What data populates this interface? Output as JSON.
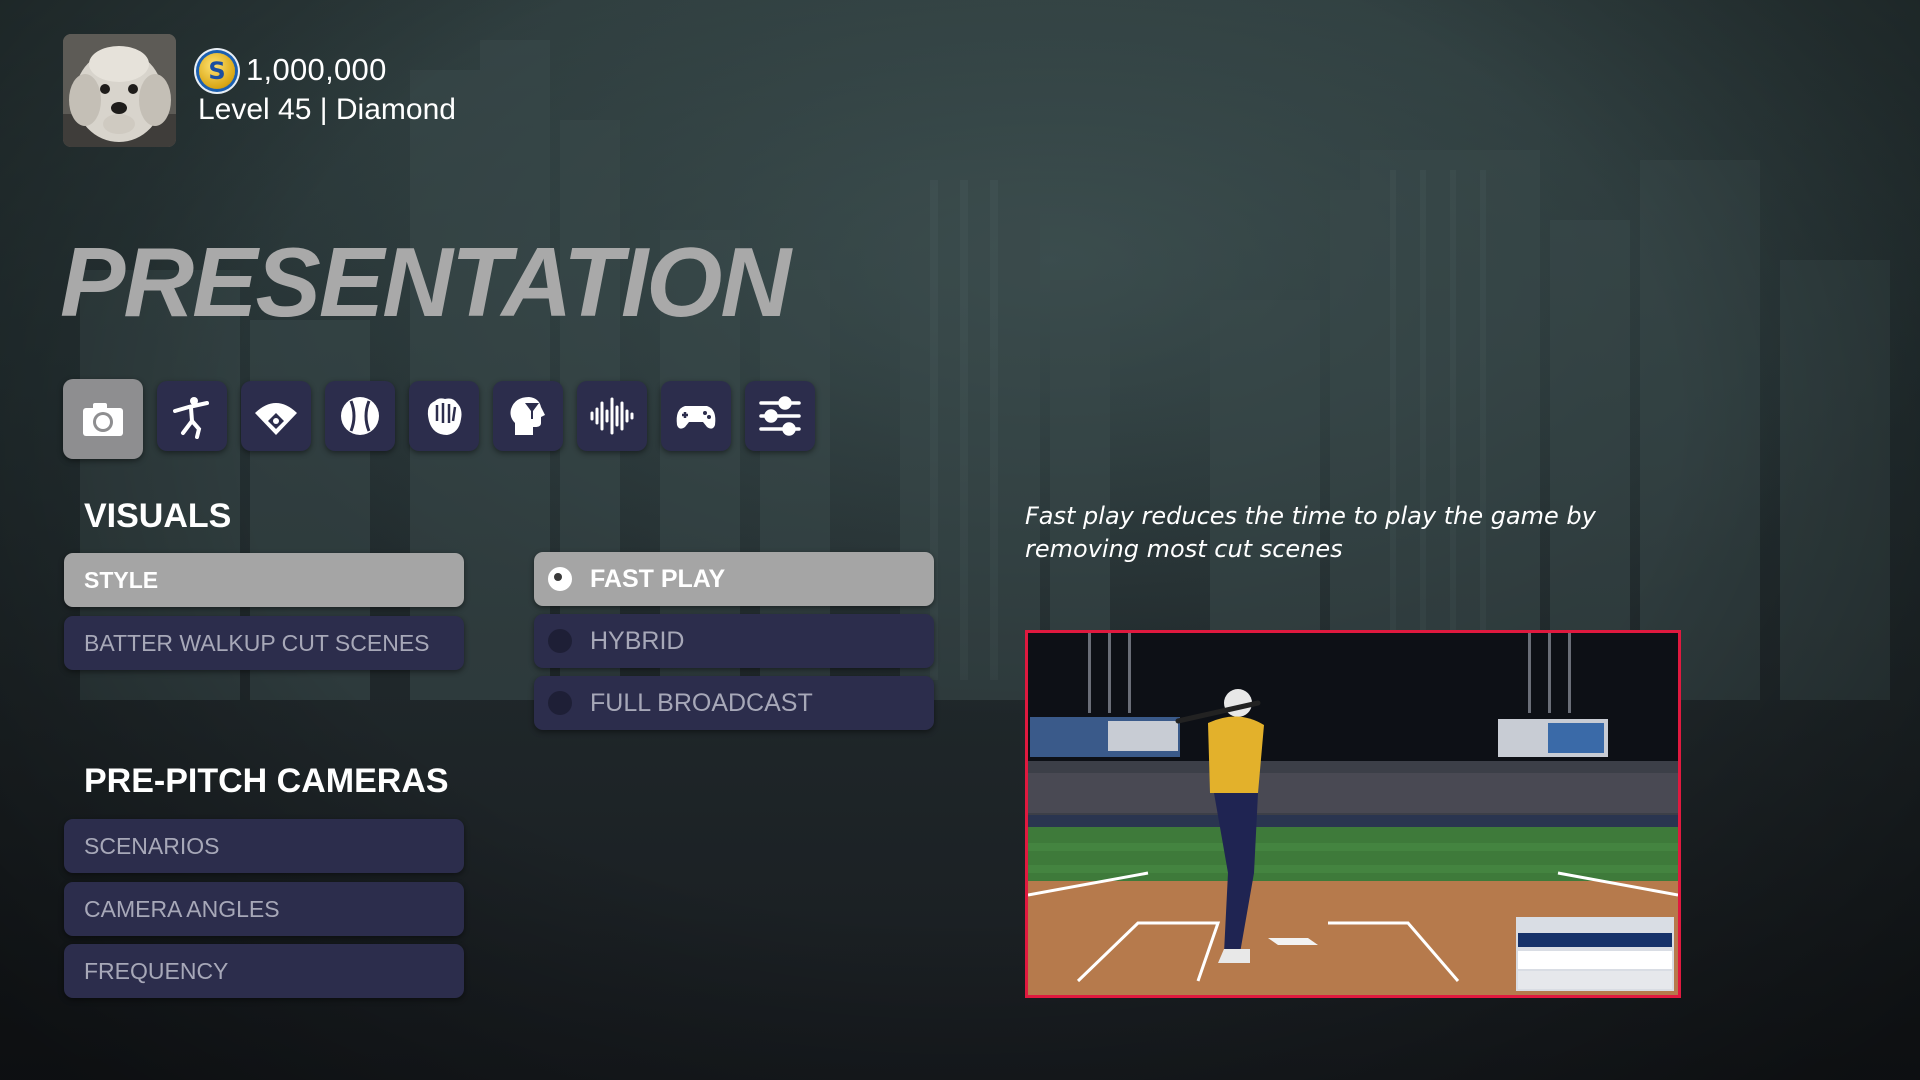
{
  "profile": {
    "currency_icon": "stubs-coin-icon",
    "currency_symbol": "S",
    "currency": "1,000,000",
    "level_text": "Level 45 | Diamond"
  },
  "page_title": "PRESENTATION",
  "tabs": [
    {
      "icon": "camera-icon",
      "active": true
    },
    {
      "icon": "batter-icon",
      "active": false
    },
    {
      "icon": "baseball-field-icon",
      "active": false
    },
    {
      "icon": "baseball-icon",
      "active": false
    },
    {
      "icon": "glove-icon",
      "active": false
    },
    {
      "icon": "strategy-head-icon",
      "active": false
    },
    {
      "icon": "audio-waveform-icon",
      "active": false
    },
    {
      "icon": "controller-icon",
      "active": false
    },
    {
      "icon": "sliders-icon",
      "active": false
    }
  ],
  "visuals": {
    "title": "VISUALS",
    "items": [
      "STYLE",
      "BATTER WALKUP CUT SCENES"
    ],
    "selected": "STYLE"
  },
  "style_options": {
    "items": [
      "FAST PLAY",
      "HYBRID",
      "FULL BROADCAST"
    ],
    "selected": "FAST PLAY"
  },
  "pre_pitch": {
    "title": "PRE-PITCH CAMERAS",
    "items": [
      "SCENARIOS",
      "CAMERA ANGLES",
      "FREQUENCY"
    ]
  },
  "description": "Fast play reduces the time to play the game by removing most cut scenes",
  "colors": {
    "accent_border": "#e0193f",
    "button_bg": "#2c2d4c",
    "button_active_bg": "#a5a5a5",
    "title_gray": "#a9a9a9"
  }
}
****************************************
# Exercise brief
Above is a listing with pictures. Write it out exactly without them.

# Expected answer
What data populates this interface? Output as JSON.
{
  "profile": {
    "currency_icon": "stubs-coin-icon",
    "currency_symbol": "S",
    "currency": "1,000,000",
    "level_text": "Level 45 | Diamond"
  },
  "page_title": "PRESENTATION",
  "tabs": [
    {
      "icon": "camera-icon",
      "active": true
    },
    {
      "icon": "batter-icon",
      "active": false
    },
    {
      "icon": "baseball-field-icon",
      "active": false
    },
    {
      "icon": "baseball-icon",
      "active": false
    },
    {
      "icon": "glove-icon",
      "active": false
    },
    {
      "icon": "strategy-head-icon",
      "active": false
    },
    {
      "icon": "audio-waveform-icon",
      "active": false
    },
    {
      "icon": "controller-icon",
      "active": false
    },
    {
      "icon": "sliders-icon",
      "active": false
    }
  ],
  "visuals": {
    "title": "VISUALS",
    "items": [
      "STYLE",
      "BATTER WALKUP CUT SCENES"
    ],
    "selected": "STYLE"
  },
  "style_options": {
    "items": [
      "FAST PLAY",
      "HYBRID",
      "FULL BROADCAST"
    ],
    "selected": "FAST PLAY"
  },
  "pre_pitch": {
    "title": "PRE-PITCH CAMERAS",
    "items": [
      "SCENARIOS",
      "CAMERA ANGLES",
      "FREQUENCY"
    ]
  },
  "description": "Fast play reduces the time to play the game by removing most cut scenes",
  "colors": {
    "accent_border": "#e0193f",
    "button_bg": "#2c2d4c",
    "button_active_bg": "#a5a5a5",
    "title_gray": "#a9a9a9"
  }
}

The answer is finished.